Source data:
◆ ◆ ◆ ◆ ◆

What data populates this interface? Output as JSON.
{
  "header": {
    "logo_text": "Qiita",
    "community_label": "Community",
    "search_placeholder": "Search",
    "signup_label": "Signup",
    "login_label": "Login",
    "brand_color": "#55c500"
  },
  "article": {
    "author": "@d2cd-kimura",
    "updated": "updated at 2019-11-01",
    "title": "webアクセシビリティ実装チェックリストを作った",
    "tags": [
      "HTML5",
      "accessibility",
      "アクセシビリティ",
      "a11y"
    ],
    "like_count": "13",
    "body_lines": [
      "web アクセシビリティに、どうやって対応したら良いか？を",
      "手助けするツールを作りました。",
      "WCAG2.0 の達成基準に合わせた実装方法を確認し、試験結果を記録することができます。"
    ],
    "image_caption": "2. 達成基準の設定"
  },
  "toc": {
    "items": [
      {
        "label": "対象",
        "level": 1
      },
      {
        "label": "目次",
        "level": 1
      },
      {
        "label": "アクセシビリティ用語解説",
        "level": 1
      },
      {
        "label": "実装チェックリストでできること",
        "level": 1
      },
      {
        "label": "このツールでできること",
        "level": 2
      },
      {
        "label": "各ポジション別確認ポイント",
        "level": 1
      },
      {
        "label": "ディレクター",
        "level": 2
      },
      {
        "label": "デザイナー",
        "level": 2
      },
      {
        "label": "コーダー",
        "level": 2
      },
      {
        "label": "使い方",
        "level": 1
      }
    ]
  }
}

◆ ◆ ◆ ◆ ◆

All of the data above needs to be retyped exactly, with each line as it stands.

RESULT FOR THIS EXERCISE:
What data populates this interface? Output as JSON.
{
  "header": {
    "logo_text": "Qiita",
    "community_label": "Community",
    "search_placeholder": "Search",
    "signup_label": "Signup",
    "login_label": "Login",
    "brand_color": "#55c500"
  },
  "article": {
    "author": "@d2cd-kimura",
    "updated": "updated at 2019-11-01",
    "title": "webアクセシビリティ実装チェックリストを作った",
    "tags": [
      "HTML5",
      "accessibility",
      "アクセシビリティ",
      "a11y"
    ],
    "like_count": "13",
    "body_lines": [
      "web アクセシビリティに、どうやって対応したら良いか？を",
      "手助けするツールを作りました。",
      "WCAG2.0 の達成基準に合わせた実装方法を確認し、試験結果を記録することができます。"
    ],
    "image_caption": "2. 達成基準の設定"
  },
  "toc": {
    "items": [
      {
        "label": "対象",
        "level": 1
      },
      {
        "label": "目次",
        "level": 1
      },
      {
        "label": "アクセシビリティ用語解説",
        "level": 1
      },
      {
        "label": "実装チェックリストでできること",
        "level": 1
      },
      {
        "label": "このツールでできること",
        "level": 2
      },
      {
        "label": "各ポジション別確認ポイント",
        "level": 1
      },
      {
        "label": "ディレクター",
        "level": 2
      },
      {
        "label": "デザイナー",
        "level": 2
      },
      {
        "label": "コーダー",
        "level": 2
      },
      {
        "label": "使い方",
        "level": 1
      }
    ]
  }
}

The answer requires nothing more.